Deciding whether a degree in translation is the right path for you involves careful consideration of various factors. You should first and foremost assess your passion for languages, which includes not only the foreign languages that you learn, but your own native tongue, too. Evaluate your level of interest in the culture and community you wish to translate from and for. If your fascination is just a fleeting trend, it may not be the best long-term career option for you.
Another thing to consider is that, as a translator, you write…a lot! So, ask yourself: how are your skills as a writer? Do you enjoy playing around with language? How do you feel when you find the perfect word to use? It is also important to remember that translators work with words, not people, so the job can sometimes be solitary. If you enjoy time by yourself, perfect! But if the idea of spending a day alone with your computer seems more like a nightmare than the dream, translation won’t be the perfect fit.
Understanding the job market and current (or anticipated) demands for certain language pairs or specializations is another crucial element to weigh. According to the US Bureau of Labor Statistics, localization needs are expected to rise exponentially over the next decade or so, and the employment of translators is expected to increase by 20%. Despite this, some specialization demands may decrease, and the level of competition in the field might further lower rates for a range of languages.

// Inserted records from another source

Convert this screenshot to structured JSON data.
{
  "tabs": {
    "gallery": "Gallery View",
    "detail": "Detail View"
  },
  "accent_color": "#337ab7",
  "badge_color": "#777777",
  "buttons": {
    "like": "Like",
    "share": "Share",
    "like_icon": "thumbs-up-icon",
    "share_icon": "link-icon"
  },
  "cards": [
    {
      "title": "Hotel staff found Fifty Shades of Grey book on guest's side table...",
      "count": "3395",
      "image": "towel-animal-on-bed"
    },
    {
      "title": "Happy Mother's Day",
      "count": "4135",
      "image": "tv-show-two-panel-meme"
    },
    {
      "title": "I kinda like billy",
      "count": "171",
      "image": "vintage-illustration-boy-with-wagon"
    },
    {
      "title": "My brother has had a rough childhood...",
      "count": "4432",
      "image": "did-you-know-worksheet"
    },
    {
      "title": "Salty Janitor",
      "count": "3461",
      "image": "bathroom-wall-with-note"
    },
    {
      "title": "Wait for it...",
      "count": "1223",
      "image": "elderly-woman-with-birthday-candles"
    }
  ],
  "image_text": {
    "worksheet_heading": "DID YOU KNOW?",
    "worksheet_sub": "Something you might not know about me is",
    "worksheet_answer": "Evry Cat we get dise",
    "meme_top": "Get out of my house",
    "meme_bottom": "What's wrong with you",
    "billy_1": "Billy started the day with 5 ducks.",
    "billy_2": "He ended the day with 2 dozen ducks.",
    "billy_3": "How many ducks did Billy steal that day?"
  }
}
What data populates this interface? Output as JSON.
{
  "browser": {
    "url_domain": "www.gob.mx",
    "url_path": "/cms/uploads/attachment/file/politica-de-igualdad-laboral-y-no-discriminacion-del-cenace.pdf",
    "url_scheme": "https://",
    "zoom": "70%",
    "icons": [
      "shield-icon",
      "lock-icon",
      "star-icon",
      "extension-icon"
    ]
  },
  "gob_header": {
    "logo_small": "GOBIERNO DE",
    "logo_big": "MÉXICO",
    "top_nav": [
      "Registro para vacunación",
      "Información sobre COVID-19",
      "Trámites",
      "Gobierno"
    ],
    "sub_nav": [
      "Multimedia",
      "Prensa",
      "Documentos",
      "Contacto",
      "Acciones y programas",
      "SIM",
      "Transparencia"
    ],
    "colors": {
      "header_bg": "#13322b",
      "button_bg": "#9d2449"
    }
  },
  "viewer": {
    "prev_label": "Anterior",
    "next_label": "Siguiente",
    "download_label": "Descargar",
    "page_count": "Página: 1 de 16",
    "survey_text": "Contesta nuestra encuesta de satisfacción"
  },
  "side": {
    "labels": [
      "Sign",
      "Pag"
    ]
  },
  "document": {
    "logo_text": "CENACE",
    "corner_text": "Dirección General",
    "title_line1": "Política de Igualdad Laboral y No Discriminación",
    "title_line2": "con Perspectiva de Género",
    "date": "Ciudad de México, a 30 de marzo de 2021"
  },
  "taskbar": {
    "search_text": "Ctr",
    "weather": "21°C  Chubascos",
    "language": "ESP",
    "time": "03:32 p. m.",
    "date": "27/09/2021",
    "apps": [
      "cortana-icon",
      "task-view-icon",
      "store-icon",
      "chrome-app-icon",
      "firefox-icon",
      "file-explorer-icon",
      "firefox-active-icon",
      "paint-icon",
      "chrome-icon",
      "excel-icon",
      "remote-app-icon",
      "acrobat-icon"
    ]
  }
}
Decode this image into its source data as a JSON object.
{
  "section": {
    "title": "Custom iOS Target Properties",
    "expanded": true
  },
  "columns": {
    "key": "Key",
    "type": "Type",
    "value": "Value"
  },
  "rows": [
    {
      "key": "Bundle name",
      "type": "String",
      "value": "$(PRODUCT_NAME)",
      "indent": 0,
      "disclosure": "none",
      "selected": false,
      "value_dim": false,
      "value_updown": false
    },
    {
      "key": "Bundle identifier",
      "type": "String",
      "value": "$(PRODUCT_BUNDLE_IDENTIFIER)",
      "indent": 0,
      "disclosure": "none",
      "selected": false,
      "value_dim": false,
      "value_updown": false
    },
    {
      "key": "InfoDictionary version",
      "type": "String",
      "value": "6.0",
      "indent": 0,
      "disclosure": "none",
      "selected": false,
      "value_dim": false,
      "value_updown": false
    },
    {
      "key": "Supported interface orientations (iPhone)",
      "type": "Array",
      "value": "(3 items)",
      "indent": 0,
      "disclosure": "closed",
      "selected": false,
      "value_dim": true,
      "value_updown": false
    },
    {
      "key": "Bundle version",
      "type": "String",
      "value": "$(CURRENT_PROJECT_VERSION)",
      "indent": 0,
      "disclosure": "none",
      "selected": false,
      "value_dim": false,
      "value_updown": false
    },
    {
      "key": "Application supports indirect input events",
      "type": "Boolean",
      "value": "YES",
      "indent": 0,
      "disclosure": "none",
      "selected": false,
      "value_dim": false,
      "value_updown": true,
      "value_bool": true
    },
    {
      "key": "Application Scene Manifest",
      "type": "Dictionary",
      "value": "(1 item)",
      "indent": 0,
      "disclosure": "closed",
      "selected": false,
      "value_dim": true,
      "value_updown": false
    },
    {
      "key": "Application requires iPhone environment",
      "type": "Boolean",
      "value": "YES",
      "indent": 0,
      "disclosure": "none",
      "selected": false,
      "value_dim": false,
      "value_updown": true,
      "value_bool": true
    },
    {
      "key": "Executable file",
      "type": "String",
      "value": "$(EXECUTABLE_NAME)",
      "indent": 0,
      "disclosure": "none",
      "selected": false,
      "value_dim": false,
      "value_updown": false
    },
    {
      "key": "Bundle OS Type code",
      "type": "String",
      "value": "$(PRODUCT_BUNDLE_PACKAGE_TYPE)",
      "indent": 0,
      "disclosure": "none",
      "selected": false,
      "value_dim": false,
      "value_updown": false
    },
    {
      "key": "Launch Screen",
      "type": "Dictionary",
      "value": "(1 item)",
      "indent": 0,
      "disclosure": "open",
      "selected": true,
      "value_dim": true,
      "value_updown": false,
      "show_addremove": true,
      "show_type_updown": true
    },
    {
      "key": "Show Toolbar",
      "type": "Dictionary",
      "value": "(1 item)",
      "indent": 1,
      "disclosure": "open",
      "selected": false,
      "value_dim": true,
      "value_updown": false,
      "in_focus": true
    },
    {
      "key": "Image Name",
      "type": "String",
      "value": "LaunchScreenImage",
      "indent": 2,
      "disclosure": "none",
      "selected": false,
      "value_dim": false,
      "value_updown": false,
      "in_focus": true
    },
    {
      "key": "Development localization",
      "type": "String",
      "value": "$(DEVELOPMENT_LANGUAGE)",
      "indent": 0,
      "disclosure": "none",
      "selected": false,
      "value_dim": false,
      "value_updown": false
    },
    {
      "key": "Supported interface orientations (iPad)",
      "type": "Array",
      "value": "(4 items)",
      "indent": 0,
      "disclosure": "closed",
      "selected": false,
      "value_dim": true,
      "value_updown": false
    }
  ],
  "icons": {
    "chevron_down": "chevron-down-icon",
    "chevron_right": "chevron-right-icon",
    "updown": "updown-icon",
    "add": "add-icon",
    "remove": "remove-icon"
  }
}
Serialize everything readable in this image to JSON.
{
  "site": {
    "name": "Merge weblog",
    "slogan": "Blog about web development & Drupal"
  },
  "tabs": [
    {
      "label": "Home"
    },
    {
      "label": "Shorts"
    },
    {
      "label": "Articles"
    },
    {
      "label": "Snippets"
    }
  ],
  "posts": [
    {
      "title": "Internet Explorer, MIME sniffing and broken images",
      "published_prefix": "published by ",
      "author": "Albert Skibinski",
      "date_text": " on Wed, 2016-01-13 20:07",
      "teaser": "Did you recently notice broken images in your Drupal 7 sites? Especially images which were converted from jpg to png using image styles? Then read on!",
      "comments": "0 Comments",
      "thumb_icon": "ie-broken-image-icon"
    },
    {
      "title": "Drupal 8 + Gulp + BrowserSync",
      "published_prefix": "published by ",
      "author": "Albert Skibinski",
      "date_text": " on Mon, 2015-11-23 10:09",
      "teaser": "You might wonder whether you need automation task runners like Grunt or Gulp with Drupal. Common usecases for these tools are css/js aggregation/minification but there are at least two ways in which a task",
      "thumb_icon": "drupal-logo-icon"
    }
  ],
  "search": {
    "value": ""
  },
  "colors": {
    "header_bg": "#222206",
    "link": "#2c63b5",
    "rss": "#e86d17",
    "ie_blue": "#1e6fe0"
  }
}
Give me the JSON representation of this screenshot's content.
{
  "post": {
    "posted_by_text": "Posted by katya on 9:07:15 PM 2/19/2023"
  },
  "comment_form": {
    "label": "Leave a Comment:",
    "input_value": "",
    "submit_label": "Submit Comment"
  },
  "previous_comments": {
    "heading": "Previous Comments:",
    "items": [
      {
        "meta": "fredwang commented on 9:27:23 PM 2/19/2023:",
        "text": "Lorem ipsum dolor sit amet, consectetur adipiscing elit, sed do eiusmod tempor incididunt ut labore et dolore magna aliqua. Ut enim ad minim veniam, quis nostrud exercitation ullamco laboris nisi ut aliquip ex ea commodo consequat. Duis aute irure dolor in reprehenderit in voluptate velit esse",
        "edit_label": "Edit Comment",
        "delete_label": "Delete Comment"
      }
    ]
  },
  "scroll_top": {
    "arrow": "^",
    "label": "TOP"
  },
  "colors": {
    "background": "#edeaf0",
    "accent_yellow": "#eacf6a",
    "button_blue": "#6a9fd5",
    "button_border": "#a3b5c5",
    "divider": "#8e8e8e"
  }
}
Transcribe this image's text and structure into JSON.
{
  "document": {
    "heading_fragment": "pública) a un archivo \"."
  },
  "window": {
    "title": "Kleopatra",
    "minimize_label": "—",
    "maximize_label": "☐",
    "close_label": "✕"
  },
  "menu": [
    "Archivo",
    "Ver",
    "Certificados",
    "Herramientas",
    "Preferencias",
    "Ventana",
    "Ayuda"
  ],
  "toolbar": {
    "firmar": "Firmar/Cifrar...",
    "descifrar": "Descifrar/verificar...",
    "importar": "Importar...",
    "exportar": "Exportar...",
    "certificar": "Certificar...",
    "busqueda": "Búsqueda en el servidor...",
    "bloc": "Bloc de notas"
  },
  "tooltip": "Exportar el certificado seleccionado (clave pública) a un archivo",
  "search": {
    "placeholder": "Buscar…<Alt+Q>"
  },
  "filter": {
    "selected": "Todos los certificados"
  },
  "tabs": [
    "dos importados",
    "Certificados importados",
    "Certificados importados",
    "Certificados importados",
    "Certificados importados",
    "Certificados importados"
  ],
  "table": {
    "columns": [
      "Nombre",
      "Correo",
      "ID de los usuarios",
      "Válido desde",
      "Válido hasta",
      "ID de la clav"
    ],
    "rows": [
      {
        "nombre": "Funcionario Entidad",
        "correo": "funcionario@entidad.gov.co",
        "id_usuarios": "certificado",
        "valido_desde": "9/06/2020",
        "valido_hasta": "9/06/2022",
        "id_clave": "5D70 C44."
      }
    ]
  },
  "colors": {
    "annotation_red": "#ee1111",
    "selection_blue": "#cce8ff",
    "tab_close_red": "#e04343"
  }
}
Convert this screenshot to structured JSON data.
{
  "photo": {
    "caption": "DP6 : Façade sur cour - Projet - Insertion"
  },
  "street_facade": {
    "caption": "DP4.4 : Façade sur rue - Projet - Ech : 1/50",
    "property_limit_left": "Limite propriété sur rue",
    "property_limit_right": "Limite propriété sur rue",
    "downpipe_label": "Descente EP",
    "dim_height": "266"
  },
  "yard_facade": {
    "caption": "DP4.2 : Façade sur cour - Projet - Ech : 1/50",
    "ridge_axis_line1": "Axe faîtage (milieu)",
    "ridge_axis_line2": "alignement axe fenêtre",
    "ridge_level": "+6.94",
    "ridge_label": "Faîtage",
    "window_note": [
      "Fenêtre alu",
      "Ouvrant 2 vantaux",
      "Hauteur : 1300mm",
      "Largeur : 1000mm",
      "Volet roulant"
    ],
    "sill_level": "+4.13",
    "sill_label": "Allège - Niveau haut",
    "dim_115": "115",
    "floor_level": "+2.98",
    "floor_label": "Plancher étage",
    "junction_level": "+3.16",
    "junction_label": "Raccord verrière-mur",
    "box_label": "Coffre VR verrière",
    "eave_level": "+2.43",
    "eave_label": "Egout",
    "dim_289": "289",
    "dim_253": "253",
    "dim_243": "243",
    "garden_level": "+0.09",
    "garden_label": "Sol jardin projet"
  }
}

Obtaining a degree in translation offers a pathway to becoming part of the global revolution, contributing to bridging linguistic and cultural gaps in our rapidly globalizing world. A translation degree not only showcases your language proficiency but also provides you with the necessary skills and knowledge to navigate the complexities of the profession. By understanding the technology, ethics, and professional practices involved, you can effectively convey messages while preserving cultural nuances.
While challenges exist, such as the competitive nature of the field and the advancements in AI, a translation career presents abundant opportunities for growth and specialization. Alternatively, self-guided learning and certification programs can offer entry into the field, although they may come with certain limitations. Ultimately, choosing a career in translation requires careful consideration of your passion for languages, writing skills, and compatibility with the job’s solitary nature. By staying informed about market demands and anticipating future trends, you can position yourself for success in this dynamic and rewarding profession.